Hauer Snover | Attorneys at Law

Call Us Today for A Consultation

Best Lawyers | Best Law Firms | U.S. News & World Report | 2023
Best Lawyers | Best Law Firms | U.S. News & World Report | 2023

Experienced and Trusted Family Law Attorneys

Who Can Help You With
All of Your Divorce and
Family Law Matters

Photo of Professionals at The Law Firm of Hauer & Snover
Super Lawyers
AAML | American Academy of Matrimonial Lawyers
Avvo Rating 10.0 Superb | Top Attorney Divorce
Peer Reviewed | Leading Lawyers Network | Find a Better Lawyer, Faster
Listed in Best Lawyers | The World's Premier Guide

Tips for maintaining privacy during divorce litigation

On Behalf of | Sep 20, 2021 | Divorce, High-Asset Divorce |

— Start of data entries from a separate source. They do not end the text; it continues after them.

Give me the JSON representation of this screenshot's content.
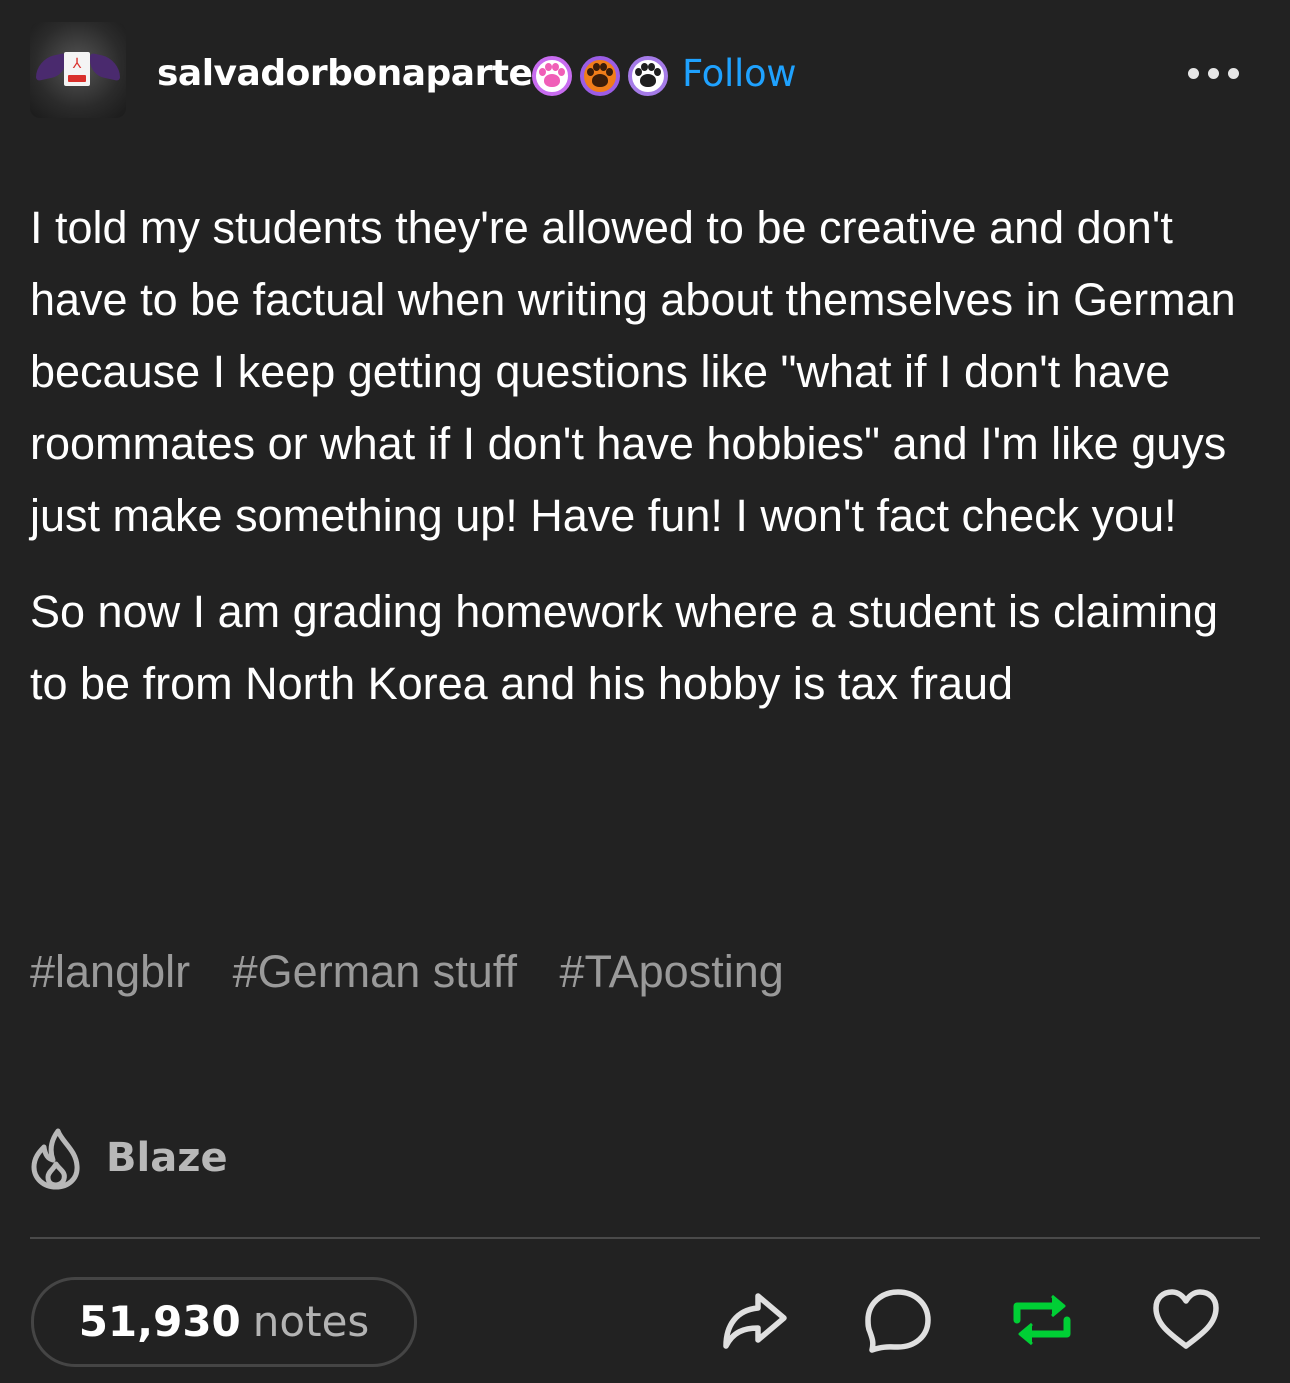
{
  "post": {
    "username": "salvadorbonaparte",
    "follow_label": "Follow",
    "badges": [
      "pink-paw-badge",
      "orange-paw-badge",
      "black-paw-badge"
    ],
    "paragraphs": [
      "I told my students they're allowed to be creative and don't have to be factual when writing about themselves in German because I keep getting questions like \"what if I don't have roommates or what if I don't have hobbies\" and I'm like guys just make something up! Have fun! I won't fact check you!",
      "So now I am grading homework where a student is claiming to be from North Korea and his hobby is tax fraud"
    ],
    "tags": [
      "#langblr",
      "#German stuff",
      "#TAposting"
    ]
  },
  "actions": {
    "blaze_label": "Blaze",
    "notes_count": "51,930",
    "notes_label": "notes",
    "icons": [
      "share-icon",
      "reply-icon",
      "reblog-icon",
      "like-icon"
    ]
  },
  "colors": {
    "background": "#222222",
    "follow": "#1fa2ff",
    "reblog": "#00cf35",
    "tag": "#9a9a9a"
  }
}
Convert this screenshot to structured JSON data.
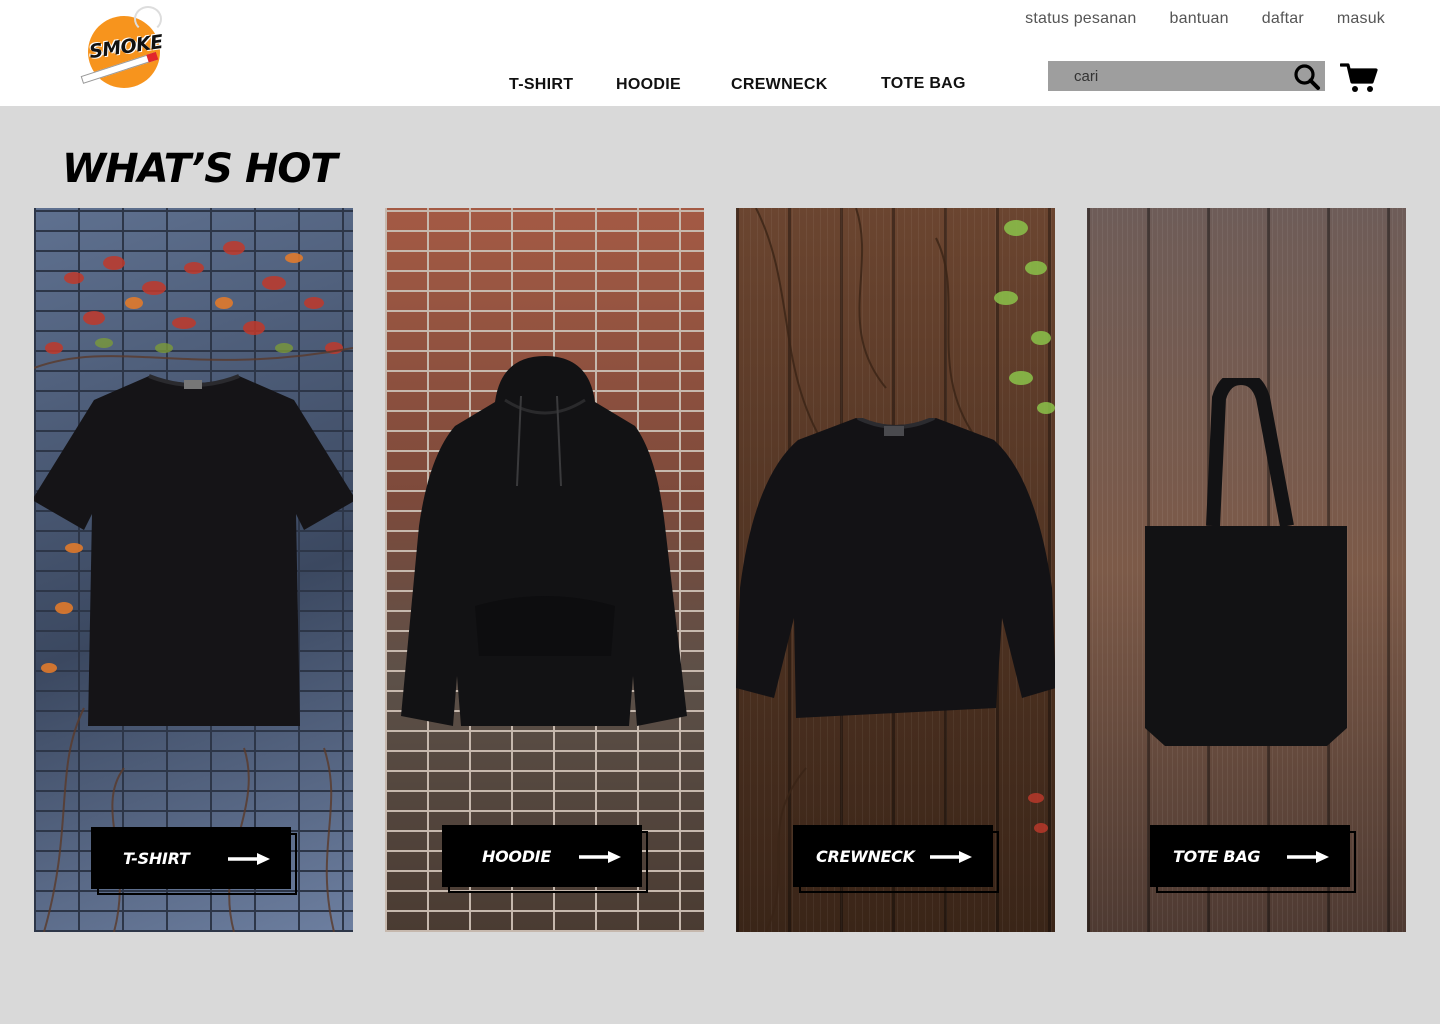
{
  "brand": {
    "logo_text": "SMOKE"
  },
  "top_links": [
    "status pesanan",
    "bantuan",
    "daftar",
    "masuk"
  ],
  "categories": [
    "T-SHIRT",
    "HOODIE",
    "CREWNECK",
    "TOTE BAG"
  ],
  "search": {
    "placeholder": "cari"
  },
  "section": {
    "title": "WHAT’S HOT"
  },
  "cards": [
    {
      "label": "T-SHIRT"
    },
    {
      "label": "HOODIE"
    },
    {
      "label": "CREWNECK"
    },
    {
      "label": "TOTE BAG"
    }
  ],
  "colors": {
    "brand_orange": "#f7941d",
    "header_bg": "#ffffff",
    "page_bg": "#d9d9d9",
    "search_bg": "#9e9e9e"
  },
  "icons": [
    "search-icon",
    "cart-icon",
    "arrow-right-icon"
  ]
}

Michigan divorce proceedings encompass a variety of processes. They often include issues such as child support, custody and dividing property equitably. Working out the details can become frustrating if you or your spouse have ownership in a business and both of you have significant assets. Litigation may feel like your only option for moving forward.

According to the Michigan Court, the public can access information about divorce and family cases in the judicial system. During divorce court, the details of your life come out. Documents filed with a court become part of public records, which makes them accessible by virtually anyone. If maintaining your privacy through this challenging time is a priority, you can take steps that minimize exposure.

Request to seal records

Statutory law guarantees public access to certain types of court records in the interest of transparency. As a result, the court rarely grants the request and seals records. Once the judge receives the request, the court schedules and posts notice of a public hearing. You and your spouse may both state your preferences at that time. Regret, embarrassment or inconvenience are typically not enough for approval. However, if you can show a reasonable necessity for sealing the documents, the judge may grant the request.

Limit the submitted information

Private agreements provide some control over how much of your life is accessible through public records. The contents are separate from court documents. Consider negotiating portions of the settlement through a private agreement instead of litigating. The details of your arrangement can remain private.

Dividing sizable assets such as real estate, retirement accounts and businesses is often a complex process. Understanding how it works is critical in determining a strategy that helps you obtain a satisfactory settlement and move forward with your life.